* _Work required_: Word for word, print all of the lines below.

=== Data for review ===

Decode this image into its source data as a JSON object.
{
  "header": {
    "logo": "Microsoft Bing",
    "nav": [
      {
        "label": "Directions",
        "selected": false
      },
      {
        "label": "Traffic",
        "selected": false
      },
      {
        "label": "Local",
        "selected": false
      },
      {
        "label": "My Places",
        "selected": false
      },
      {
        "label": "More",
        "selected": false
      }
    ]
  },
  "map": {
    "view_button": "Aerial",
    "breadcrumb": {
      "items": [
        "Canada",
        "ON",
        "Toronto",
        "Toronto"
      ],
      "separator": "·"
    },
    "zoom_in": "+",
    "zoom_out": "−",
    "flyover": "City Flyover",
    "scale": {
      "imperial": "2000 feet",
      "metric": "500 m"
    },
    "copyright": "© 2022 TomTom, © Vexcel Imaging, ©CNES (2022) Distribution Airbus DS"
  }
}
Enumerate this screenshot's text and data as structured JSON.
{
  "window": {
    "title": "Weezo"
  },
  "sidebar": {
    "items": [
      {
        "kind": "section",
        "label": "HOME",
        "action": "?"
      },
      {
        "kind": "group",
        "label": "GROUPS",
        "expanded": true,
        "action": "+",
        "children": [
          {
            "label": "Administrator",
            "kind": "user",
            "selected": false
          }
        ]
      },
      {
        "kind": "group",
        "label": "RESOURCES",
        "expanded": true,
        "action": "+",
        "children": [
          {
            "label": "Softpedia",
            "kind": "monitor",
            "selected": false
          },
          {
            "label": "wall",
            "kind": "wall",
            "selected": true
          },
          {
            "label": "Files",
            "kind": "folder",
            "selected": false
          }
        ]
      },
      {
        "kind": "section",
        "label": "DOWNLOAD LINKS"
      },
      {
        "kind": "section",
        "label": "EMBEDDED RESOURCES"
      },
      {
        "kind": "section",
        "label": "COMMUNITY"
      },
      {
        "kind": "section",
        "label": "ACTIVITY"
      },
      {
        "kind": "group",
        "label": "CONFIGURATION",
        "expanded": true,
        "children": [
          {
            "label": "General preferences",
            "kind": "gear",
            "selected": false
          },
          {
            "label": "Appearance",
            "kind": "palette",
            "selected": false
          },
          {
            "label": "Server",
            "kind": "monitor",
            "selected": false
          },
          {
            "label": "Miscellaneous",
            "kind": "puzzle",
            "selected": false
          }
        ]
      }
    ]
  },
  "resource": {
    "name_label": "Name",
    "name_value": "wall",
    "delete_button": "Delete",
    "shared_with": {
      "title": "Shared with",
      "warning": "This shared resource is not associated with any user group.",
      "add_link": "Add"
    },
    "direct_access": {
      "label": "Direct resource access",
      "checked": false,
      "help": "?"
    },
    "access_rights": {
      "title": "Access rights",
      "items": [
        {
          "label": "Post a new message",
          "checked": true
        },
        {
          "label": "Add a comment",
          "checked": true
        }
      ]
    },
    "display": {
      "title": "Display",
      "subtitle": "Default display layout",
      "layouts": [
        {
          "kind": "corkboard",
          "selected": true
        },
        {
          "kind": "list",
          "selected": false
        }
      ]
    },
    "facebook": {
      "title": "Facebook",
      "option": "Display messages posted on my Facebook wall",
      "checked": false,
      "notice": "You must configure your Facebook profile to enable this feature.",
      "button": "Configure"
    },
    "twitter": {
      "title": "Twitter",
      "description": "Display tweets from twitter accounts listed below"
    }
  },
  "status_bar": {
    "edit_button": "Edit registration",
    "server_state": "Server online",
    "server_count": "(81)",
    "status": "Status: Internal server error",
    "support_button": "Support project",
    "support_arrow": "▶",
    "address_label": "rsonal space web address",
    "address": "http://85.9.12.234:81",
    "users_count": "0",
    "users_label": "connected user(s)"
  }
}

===

* _Task output_:
Decode this image into its source data as a JSON object.
{
  "header": {
    "logo": "Microsoft Bing",
    "nav": [
      {
        "label": "Directions",
        "selected": false
      },
      {
        "label": "Traffic",
        "selected": false
      },
      {
        "label": "Local",
        "selected": false
      },
      {
        "label": "My Places",
        "selected": false
      },
      {
        "label": "More",
        "selected": false
      }
    ]
  },
  "map": {
    "view_button": "Aerial",
    "breadcrumb": {
      "items": [
        "Canada",
        "ON",
        "Toronto",
        "Toronto"
      ],
      "separator": "·"
    },
    "zoom_in": "+",
    "zoom_out": "−",
    "flyover": "City Flyover",
    "scale": {
      "imperial": "2000 feet",
      "metric": "500 m"
    },
    "copyright": "© 2022 TomTom, © Vexcel Imaging, ©CNES (2022) Distribution Airbus DS"
  }
}
Enumerate this screenshot's text and data as structured JSON.
{
  "window": {
    "title": "Weezo"
  },
  "sidebar": {
    "items": [
      {
        "kind": "section",
        "label": "HOME",
        "action": "?"
      },
      {
        "kind": "group",
        "label": "GROUPS",
        "expanded": true,
        "action": "+",
        "children": [
          {
            "label": "Administrator",
            "kind": "user",
            "selected": false
          }
        ]
      },
      {
        "kind": "group",
        "label": "RESOURCES",
        "expanded": true,
        "action": "+",
        "children": [
          {
            "label": "Softpedia",
            "kind": "monitor",
            "selected": false
          },
          {
            "label": "wall",
            "kind": "wall",
            "selected": true
          },
          {
            "label": "Files",
            "kind": "folder",
            "selected": false
          }
        ]
      },
      {
        "kind": "section",
        "label": "DOWNLOAD LINKS"
      },
      {
        "kind": "section",
        "label": "EMBEDDED RESOURCES"
      },
      {
        "kind": "section",
        "label": "COMMUNITY"
      },
      {
        "kind": "section",
        "label": "ACTIVITY"
      },
      {
        "kind": "group",
        "label": "CONFIGURATION",
        "expanded": true,
        "children": [
          {
            "label": "General preferences",
            "kind": "gear",
            "selected": false
          },
          {
            "label": "Appearance",
            "kind": "palette",
            "selected": false
          },
          {
            "label": "Server",
            "kind": "monitor",
            "selected": false
          },
          {
            "label": "Miscellaneous",
            "kind": "puzzle",
            "selected": false
          }
        ]
      }
    ]
  },
  "resource": {
    "name_label": "Name",
    "name_value": "wall",
    "delete_button": "Delete",
    "shared_with": {
      "title": "Shared with",
      "warning": "This shared resource is not associated with any user group.",
      "add_link": "Add"
    },
    "direct_access": {
      "label": "Direct resource access",
      "checked": false,
      "help": "?"
    },
    "access_rights": {
      "title": "Access rights",
      "items": [
        {
          "label": "Post a new message",
          "checked": true
        },
        {
          "label": "Add a comment",
          "checked": true
        }
      ]
    },
    "display": {
      "title": "Display",
      "subtitle": "Default display layout",
      "layouts": [
        {
          "kind": "corkboard",
          "selected": true
        },
        {
          "kind": "list",
          "selected": false
        }
      ]
    },
    "facebook": {
      "title": "Facebook",
      "option": "Display messages posted on my Facebook wall",
      "checked": false,
      "notice": "You must configure your Facebook profile to enable this feature.",
      "button": "Configure"
    },
    "twitter": {
      "title": "Twitter",
      "description": "Display tweets from twitter accounts listed below"
    }
  },
  "status_bar": {
    "edit_button": "Edit registration",
    "server_state": "Server online",
    "server_count": "(81)",
    "status": "Status: Internal server error",
    "support_button": "Support project",
    "support_arrow": "▶",
    "address_label": "rsonal space web address",
    "address": "http://85.9.12.234:81",
    "users_count": "0",
    "users_label": "connected user(s)"
  }
}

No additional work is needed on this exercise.